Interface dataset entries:
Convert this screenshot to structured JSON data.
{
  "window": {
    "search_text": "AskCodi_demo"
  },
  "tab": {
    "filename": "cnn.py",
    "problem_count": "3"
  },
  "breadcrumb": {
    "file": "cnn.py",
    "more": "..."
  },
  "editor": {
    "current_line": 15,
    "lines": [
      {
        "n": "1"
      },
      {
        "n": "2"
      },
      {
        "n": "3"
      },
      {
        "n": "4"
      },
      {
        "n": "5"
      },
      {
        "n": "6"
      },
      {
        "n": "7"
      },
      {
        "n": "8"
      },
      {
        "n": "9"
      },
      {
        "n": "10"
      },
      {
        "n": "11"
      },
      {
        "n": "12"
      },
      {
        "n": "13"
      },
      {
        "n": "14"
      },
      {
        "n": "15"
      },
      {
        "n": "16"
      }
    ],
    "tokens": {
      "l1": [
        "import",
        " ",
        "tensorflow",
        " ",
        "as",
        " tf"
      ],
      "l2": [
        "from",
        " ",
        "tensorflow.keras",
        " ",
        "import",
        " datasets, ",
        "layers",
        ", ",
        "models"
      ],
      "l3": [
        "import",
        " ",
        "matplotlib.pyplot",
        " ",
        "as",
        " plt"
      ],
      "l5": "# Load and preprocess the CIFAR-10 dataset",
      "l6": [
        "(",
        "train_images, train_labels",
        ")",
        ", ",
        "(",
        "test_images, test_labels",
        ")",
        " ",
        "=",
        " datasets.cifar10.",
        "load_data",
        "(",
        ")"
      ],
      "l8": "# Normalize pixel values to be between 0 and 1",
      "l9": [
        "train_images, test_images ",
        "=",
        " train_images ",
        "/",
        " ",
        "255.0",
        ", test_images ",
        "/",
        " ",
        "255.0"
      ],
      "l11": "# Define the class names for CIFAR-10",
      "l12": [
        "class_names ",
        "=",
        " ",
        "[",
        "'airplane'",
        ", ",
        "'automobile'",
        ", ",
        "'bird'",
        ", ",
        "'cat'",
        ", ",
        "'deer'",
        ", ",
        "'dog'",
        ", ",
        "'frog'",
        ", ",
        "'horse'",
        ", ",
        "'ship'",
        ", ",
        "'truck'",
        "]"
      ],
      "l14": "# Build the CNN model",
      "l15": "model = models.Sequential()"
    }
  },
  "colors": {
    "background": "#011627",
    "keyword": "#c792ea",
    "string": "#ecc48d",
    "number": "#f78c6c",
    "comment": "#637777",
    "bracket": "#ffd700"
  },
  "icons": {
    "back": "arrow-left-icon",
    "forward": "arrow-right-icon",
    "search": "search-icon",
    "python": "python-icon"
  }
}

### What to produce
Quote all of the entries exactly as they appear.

### Reply
Convert this screenshot to structured JSON data.
{
  "window": {
    "search_text": "AskCodi_demo"
  },
  "tab": {
    "filename": "cnn.py",
    "problem_count": "3"
  },
  "breadcrumb": {
    "file": "cnn.py",
    "more": "..."
  },
  "editor": {
    "current_line": 15,
    "lines": [
      {
        "n": "1"
      },
      {
        "n": "2"
      },
      {
        "n": "3"
      },
      {
        "n": "4"
      },
      {
        "n": "5"
      },
      {
        "n": "6"
      },
      {
        "n": "7"
      },
      {
        "n": "8"
      },
      {
        "n": "9"
      },
      {
        "n": "10"
      },
      {
        "n": "11"
      },
      {
        "n": "12"
      },
      {
        "n": "13"
      },
      {
        "n": "14"
      },
      {
        "n": "15"
      },
      {
        "n": "16"
      }
    ],
    "tokens": {
      "l1": [
        "import",
        " ",
        "tensorflow",
        " ",
        "as",
        " tf"
      ],
      "l2": [
        "from",
        " ",
        "tensorflow.keras",
        " ",
        "import",
        " datasets, ",
        "layers",
        ", ",
        "models"
      ],
      "l3": [
        "import",
        " ",
        "matplotlib.pyplot",
        " ",
        "as",
        " plt"
      ],
      "l5": "# Load and preprocess the CIFAR-10 dataset",
      "l6": [
        "(",
        "train_images, train_labels",
        ")",
        ", ",
        "(",
        "test_images, test_labels",
        ")",
        " ",
        "=",
        " datasets.cifar10.",
        "load_data",
        "(",
        ")"
      ],
      "l8": "# Normalize pixel values to be between 0 and 1",
      "l9": [
        "train_images, test_images ",
        "=",
        " train_images ",
        "/",
        " ",
        "255.0",
        ", test_images ",
        "/",
        " ",
        "255.0"
      ],
      "l11": "# Define the class names for CIFAR-10",
      "l12": [
        "class_names ",
        "=",
        " ",
        "[",
        "'airplane'",
        ", ",
        "'automobile'",
        ", ",
        "'bird'",
        ", ",
        "'cat'",
        ", ",
        "'deer'",
        ", ",
        "'dog'",
        ", ",
        "'frog'",
        ", ",
        "'horse'",
        ", ",
        "'ship'",
        ", ",
        "'truck'",
        "]"
      ],
      "l14": "# Build the CNN model",
      "l15": "model = models.Sequential()"
    }
  },
  "colors": {
    "background": "#011627",
    "keyword": "#c792ea",
    "string": "#ecc48d",
    "number": "#f78c6c",
    "comment": "#637777",
    "bracket": "#ffd700"
  },
  "icons": {
    "back": "arrow-left-icon",
    "forward": "arrow-right-icon",
    "search": "search-icon",
    "python": "python-icon"
  }
}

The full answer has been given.